Granted, it isn’t the first time we’ve seen a film about a gone-wrong US road trip. A sort of cliché backstory for such an intense watch, but Fractured centres more around a hospital visit for Ray and his family – consisting of his wife Joanne (Lily Rabe) and 6-year-old daughter Peri.
Their disappearance is sure to have you constantly questioning the truth as well as serving you an overwhelmingly gripping ‘whose side are you on’ scenario. The cast was certainly worth praising too, though most of them were unfamiliar, they were able to tell the story in a very talented way- a true sign of a Netflix original.

Its intricate storyline reminded me of Hitchcock’s ‘Vertigo’. Aspects of the film certainly left their mark in Fractured, including a seemingly never-ending controversy between the main character and his sanity, only this time it was able to resist the urge of casting a picturesque blonde as the love interest!
What really made the film stand out for me was its fascinating emotive side. No matter how much you love or hate Ray during the first half, you are forced to sympathise with him and the film has you backing his perspective from the beginning.

All in all, Fractured is one of the most mentally mesmerising films I’ve watched.
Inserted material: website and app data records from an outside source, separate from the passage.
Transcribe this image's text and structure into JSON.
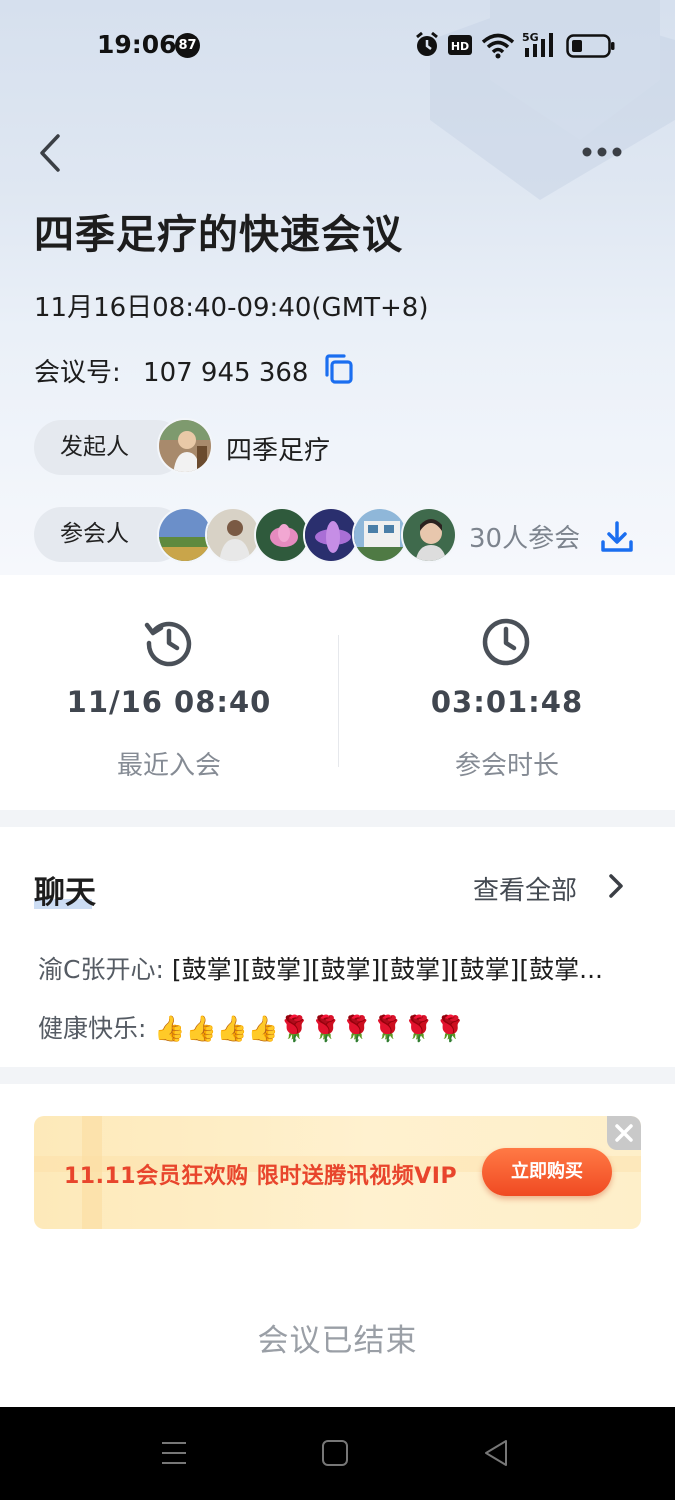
{
  "status_bar": {
    "time": "19:06",
    "notification_count": "87",
    "network": "5G"
  },
  "header": {
    "back_icon": "chevron-left-icon",
    "more_icon": "more-horizontal-icon"
  },
  "meeting": {
    "title": "四季足疗的快速会议",
    "time_range": "11月16日08:40-09:40(GMT+8)",
    "id_label": "会议号:",
    "id_value": "107 945 368",
    "host_label": "发起人",
    "host_name": "四季足疗",
    "participants_label": "参会人",
    "participants_count": "30人参会"
  },
  "stats": {
    "last_join_value": "11/16 08:40",
    "last_join_label": "最近入会",
    "duration_value": "03:01:48",
    "duration_label": "参会时长"
  },
  "chat": {
    "title": "聊天",
    "view_all": "查看全部",
    "messages": [
      {
        "sender": "渝C张开心:",
        "text": "[鼓掌][鼓掌][鼓掌][鼓掌][鼓掌][鼓掌..."
      },
      {
        "sender": "健康快乐:",
        "text": "👍👍👍👍🌹🌹🌹🌹🌹🌹"
      }
    ]
  },
  "banner": {
    "promo_text": "11.11会员狂欢购 限时送腾讯视频VIP",
    "button_label": "立即购买"
  },
  "footer": {
    "ended_text": "会议已结束"
  },
  "colors": {
    "accent_blue": "#1a6ef0",
    "promo_red": "#e8452c",
    "button_orange": "#f04a22"
  }
}
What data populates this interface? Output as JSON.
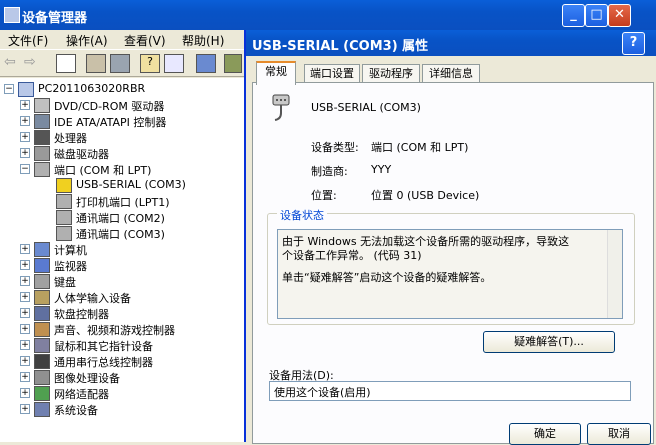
{
  "dm": {
    "title": "设备管理器",
    "menu": [
      "文件(F)",
      "操作(A)",
      "查看(V)",
      "帮助(H)"
    ]
  },
  "tree": {
    "root": "PC2011063020RBR",
    "items": [
      {
        "label": "DVD/CD-ROM 驱动器",
        "icon": "cdrom-icon",
        "level": 1,
        "expanded": false
      },
      {
        "label": "IDE ATA/ATAPI 控制器",
        "icon": "ide-controller-icon",
        "level": 1,
        "expanded": false
      },
      {
        "label": "处理器",
        "icon": "processor-icon",
        "level": 1,
        "expanded": false
      },
      {
        "label": "磁盘驱动器",
        "icon": "disk-drive-icon",
        "level": 1,
        "expanded": false
      },
      {
        "label": "端口 (COM 和 LPT)",
        "icon": "port-icon",
        "level": 1,
        "expanded": true
      },
      {
        "label": "USB-SERIAL (COM3)",
        "icon": "warning-port-icon",
        "level": 2
      },
      {
        "label": "打印机端口 (LPT1)",
        "icon": "port-icon",
        "level": 2
      },
      {
        "label": "通讯端口 (COM2)",
        "icon": "port-icon",
        "level": 2
      },
      {
        "label": "通讯端口 (COM3)",
        "icon": "port-icon",
        "level": 2
      },
      {
        "label": "计算机",
        "icon": "computer-icon",
        "level": 1,
        "expanded": false
      },
      {
        "label": "监视器",
        "icon": "monitor-icon",
        "level": 1,
        "expanded": false
      },
      {
        "label": "键盘",
        "icon": "keyboard-icon",
        "level": 1,
        "expanded": false
      },
      {
        "label": "人体学输入设备",
        "icon": "hid-icon",
        "level": 1,
        "expanded": false
      },
      {
        "label": "软盘控制器",
        "icon": "floppy-controller-icon",
        "level": 1,
        "expanded": false
      },
      {
        "label": "声音、视频和游戏控制器",
        "icon": "sound-icon",
        "level": 1,
        "expanded": false
      },
      {
        "label": "鼠标和其它指针设备",
        "icon": "mouse-icon",
        "level": 1,
        "expanded": false
      },
      {
        "label": "通用串行总线控制器",
        "icon": "usb-icon",
        "level": 1,
        "expanded": false
      },
      {
        "label": "图像处理设备",
        "icon": "imaging-icon",
        "level": 1,
        "expanded": false
      },
      {
        "label": "网络适配器",
        "icon": "network-icon",
        "level": 1,
        "expanded": false
      },
      {
        "label": "系统设备",
        "icon": "system-icon",
        "level": 1,
        "expanded": false
      }
    ]
  },
  "dialog": {
    "title": "USB-SERIAL (COM3) 属性",
    "tabs": [
      "常规",
      "端口设置",
      "驱动程序",
      "详细信息"
    ],
    "device_name": "USB-SERIAL (COM3)",
    "type_label": "设备类型:",
    "type_value": "端口 (COM 和 LPT)",
    "maker_label": "制造商:",
    "maker_value": "YYY",
    "location_label": "位置:",
    "location_value": "位置 0 (USB Device)",
    "status_legend": "设备状态",
    "status_line1": "由于 Windows 无法加载这个设备所需的驱动程序，导致这",
    "status_line2": "个设备工作异常。 (代码 31)",
    "status_line3": "单击“疑难解答”启动这个设备的疑难解答。",
    "troubleshoot_button": "疑难解答(T)...",
    "usage_label": "设备用法(D):",
    "usage_value": "使用这个设备(启用)",
    "ok_button": "确定",
    "cancel_button": "取消"
  }
}
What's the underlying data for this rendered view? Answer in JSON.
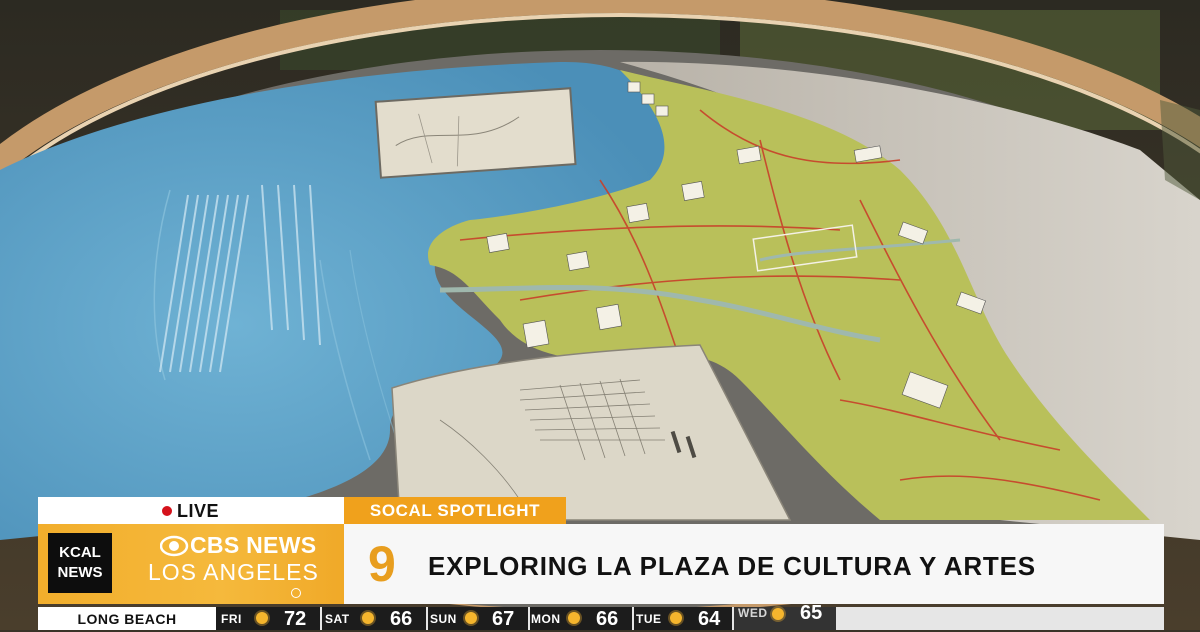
{
  "image_alt": "Raised-relief map of the Los Angeles region displayed on a round exhibit table",
  "lower_third": {
    "live_label": "LIVE",
    "segment_label": "SOCAL SPOTLIGHT",
    "station_logo_line1": "KCAL",
    "station_logo_line2": "NEWS",
    "brand_line1": "CBS NEWS",
    "brand_line2": "LOS ANGELES",
    "channel_number": "9",
    "headline": "EXPLORING LA PLAZA DE CULTURA Y ARTES"
  },
  "ticker": {
    "city": "LONG BEACH",
    "forecast": [
      {
        "day": "FRI",
        "temp": "72",
        "icon": "sun-icon"
      },
      {
        "day": "SAT",
        "temp": "66",
        "icon": "sun-icon"
      },
      {
        "day": "SUN",
        "temp": "67",
        "icon": "sun-icon"
      },
      {
        "day": "MON",
        "temp": "66",
        "icon": "sun-icon"
      },
      {
        "day": "TUE",
        "temp": "64",
        "icon": "sun-icon"
      },
      {
        "day": "WED",
        "temp": "65",
        "icon": "sun-icon"
      }
    ]
  },
  "colors": {
    "accent_orange": "#f0a11c",
    "live_red": "#d5121b",
    "ocean_blue": "#5aa3c8",
    "map_green": "#b9c05a"
  }
}
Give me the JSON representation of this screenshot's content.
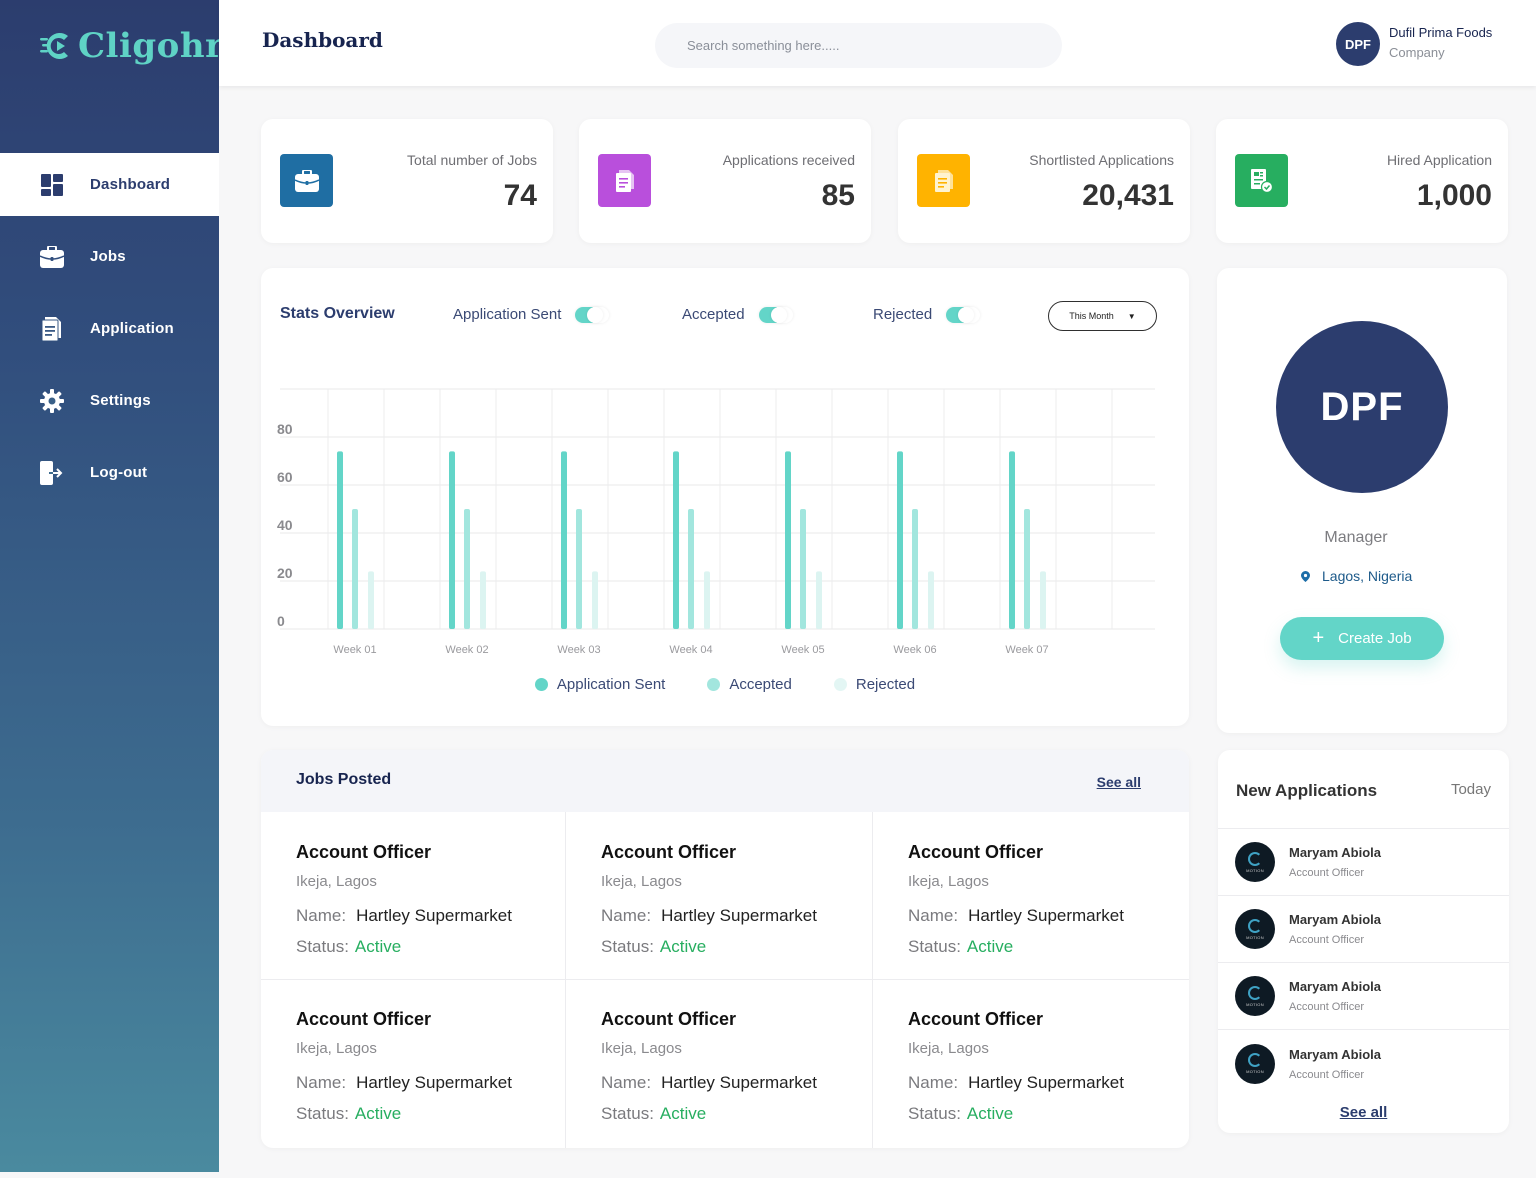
{
  "app": {
    "brand": "Cligohr",
    "brand_color": "#5fd3c5",
    "sidebar_color": "#2c3d6e",
    "accent": "#63d5c8"
  },
  "sidebar": {
    "items": [
      {
        "label": "Dashboard",
        "icon": "dashboard-icon",
        "active": true
      },
      {
        "label": "Jobs",
        "icon": "briefcase-icon",
        "active": false
      },
      {
        "label": "Application",
        "icon": "document-icon",
        "active": false
      },
      {
        "label": "Settings",
        "icon": "gear-icon",
        "active": false
      },
      {
        "label": "Log-out",
        "icon": "logout-icon",
        "active": false
      }
    ]
  },
  "header": {
    "title": "Dashboard",
    "search_placeholder": "Search something here.....",
    "user": {
      "initials": "DPF",
      "name": "Dufil Prima Foods",
      "role": "Company"
    }
  },
  "stats": [
    {
      "label": "Total number of Jobs",
      "value": "74",
      "icon": "briefcase-icon",
      "color": "#1f6ea3"
    },
    {
      "label": "Applications received",
      "value": "85",
      "icon": "document-icon",
      "color": "#b94fdc"
    },
    {
      "label": "Shortlisted Applications",
      "value": "20,431",
      "icon": "document-icon",
      "color": "#ffb300"
    },
    {
      "label": "Hired Application",
      "value": "1,000",
      "icon": "hired-document-icon",
      "color": "#27ae60"
    }
  ],
  "stats_overview": {
    "title": "Stats Overview",
    "toggles": [
      {
        "label": "Application Sent",
        "on": true
      },
      {
        "label": "Accepted",
        "on": true
      },
      {
        "label": "Rejected",
        "on": true
      }
    ],
    "period": "This Month"
  },
  "chart_data": {
    "type": "bar",
    "title": "Stats Overview",
    "xlabel": "",
    "ylabel": "",
    "categories": [
      "Week 01",
      "Week 02",
      "Week 03",
      "Week 04",
      "Week 05",
      "Week 06",
      "Week 07"
    ],
    "series": [
      {
        "name": "Application Sent",
        "color": "#63d5c8",
        "values": [
          74,
          74,
          74,
          74,
          74,
          74,
          74
        ]
      },
      {
        "name": "Accepted",
        "color": "#a2e6de",
        "values": [
          50,
          50,
          50,
          50,
          50,
          50,
          50
        ]
      },
      {
        "name": "Rejected",
        "color": "#dcf4f1",
        "values": [
          24,
          24,
          24,
          24,
          24,
          24,
          24
        ]
      }
    ],
    "yticks": [
      0,
      20,
      40,
      60,
      80
    ],
    "ylim": [
      0,
      100
    ],
    "grid": true,
    "legend": "bottom-center"
  },
  "profile": {
    "initials": "DPF",
    "role": "Manager",
    "location": "Lagos, Nigeria",
    "create_button": "Create Job"
  },
  "jobs_posted": {
    "title": "Jobs Posted",
    "see_all": "See all",
    "name_label": "Name:",
    "status_label": "Status:",
    "jobs": [
      {
        "title": "Account Officer",
        "location": "Ikeja, Lagos",
        "name": "Hartley Supermarket",
        "status": "Active"
      },
      {
        "title": "Account Officer",
        "location": "Ikeja, Lagos",
        "name": "Hartley Supermarket",
        "status": "Active"
      },
      {
        "title": "Account Officer",
        "location": "Ikeja, Lagos",
        "name": "Hartley Supermarket",
        "status": "Active"
      },
      {
        "title": "Account Officer",
        "location": "Ikeja, Lagos",
        "name": "Hartley Supermarket",
        "status": "Active"
      },
      {
        "title": "Account Officer",
        "location": "Ikeja, Lagos",
        "name": "Hartley Supermarket",
        "status": "Active"
      },
      {
        "title": "Account Officer",
        "location": "Ikeja, Lagos",
        "name": "Hartley Supermarket",
        "status": "Active"
      }
    ]
  },
  "new_applications": {
    "title": "New Applications",
    "period": "Today",
    "see_all": "See all",
    "avatar_tag": "MOTION",
    "items": [
      {
        "name": "Maryam Abiola",
        "role": "Account Officer"
      },
      {
        "name": "Maryam Abiola",
        "role": "Account Officer"
      },
      {
        "name": "Maryam Abiola",
        "role": "Account Officer"
      },
      {
        "name": "Maryam Abiola",
        "role": "Account Officer"
      }
    ]
  }
}
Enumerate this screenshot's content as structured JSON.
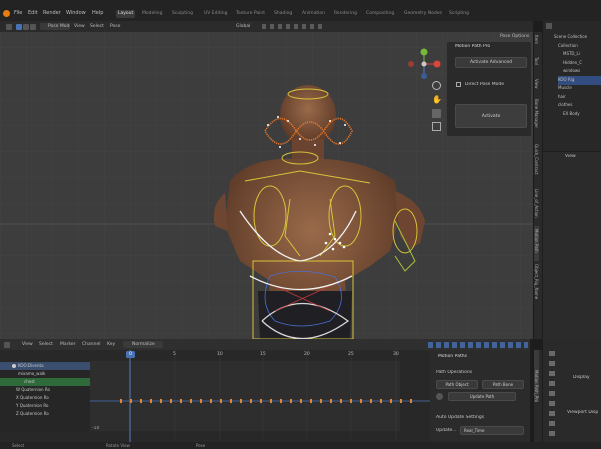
{
  "menu": [
    "File",
    "Edit",
    "Render",
    "Window",
    "Help"
  ],
  "workspaces": [
    "Layout",
    "Modeling",
    "Sculpting",
    "UV Editing",
    "Texture Paint",
    "Shading",
    "Animation",
    "Rendering",
    "Compositing",
    "Geometry Nodes",
    "Scripting"
  ],
  "viewport": {
    "mode": "Pose Mode",
    "menus": [
      "View",
      "Select",
      "Pose"
    ],
    "orientation": "Global",
    "pose_options": "Pose Options"
  },
  "mpp_panel": {
    "title": "Motion Path Pro",
    "activate_advanced": "Activate Advanced",
    "direct_pose_mode": "Direct Pose Mode",
    "activate": "Activate"
  },
  "viewport_tabs": [
    "Item",
    "Tool",
    "View",
    "Bone Manager",
    "Quick_Contract",
    "Line_of_Action",
    "Motion Path",
    "Object_Rig_Name"
  ],
  "outliner": {
    "title": "Scene Collection",
    "rows": [
      "Collection",
      "MSTD_Li",
      "Hidden_C",
      "windows",
      "KOO Rig",
      "Muscle",
      "hair",
      "clothes",
      "EX Body"
    ]
  },
  "props_header": "View",
  "dope": {
    "menus": [
      "View",
      "Select",
      "Marker",
      "Channel",
      "Key"
    ],
    "normalize": "Normalize",
    "current_frame": "0",
    "frames": [
      "5",
      "10",
      "15",
      "20",
      "25",
      "30"
    ],
    "scale_top": "10",
    "scale_bottom": "-10",
    "channels": [
      "KOO:Diventa",
      "mixamo_walk",
      "chest",
      "W Quaternion Ro",
      "X Quaternion Ro",
      "Y Quaternion Ro",
      "Z Quaternion Ro"
    ]
  },
  "motion_paths": {
    "title": "Motion Paths",
    "path_operations": "Path Operations",
    "path_object": "Path Object",
    "path_bone": "Path Bone",
    "update_path": "Update Path",
    "auto_update": "Auto Update Settings",
    "update_label": "Update...",
    "update_value": "Real_Time",
    "side_tab": "Motion Path_Pro"
  },
  "br_panel": {
    "display": "Display",
    "viewport_display": "Viewport Disp"
  },
  "status": {
    "select": "Select",
    "rotate_view": "Rotate View",
    "pose": "Pose"
  },
  "colors": {
    "accent_blue": "#4772b3",
    "keyframe_orange": "#e0883a",
    "rig_yellow": "#d6c43a",
    "path_white": "#f2f2f2",
    "playhead": "#5680c2"
  },
  "icons": [
    "play-icon",
    "eye-icon",
    "camera-icon",
    "hand-icon",
    "zoom-icon",
    "grid-icon",
    "filter-icon"
  ]
}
The doctors play some of the most stressful characters I’ve seen and will definitely get on your nerves, but nothing compares to the extraordinary ending when all is revealed.

It’s definitely worth the watch and earns a solid 4 and a half stars in my book.

 

Words: Sophie Gibson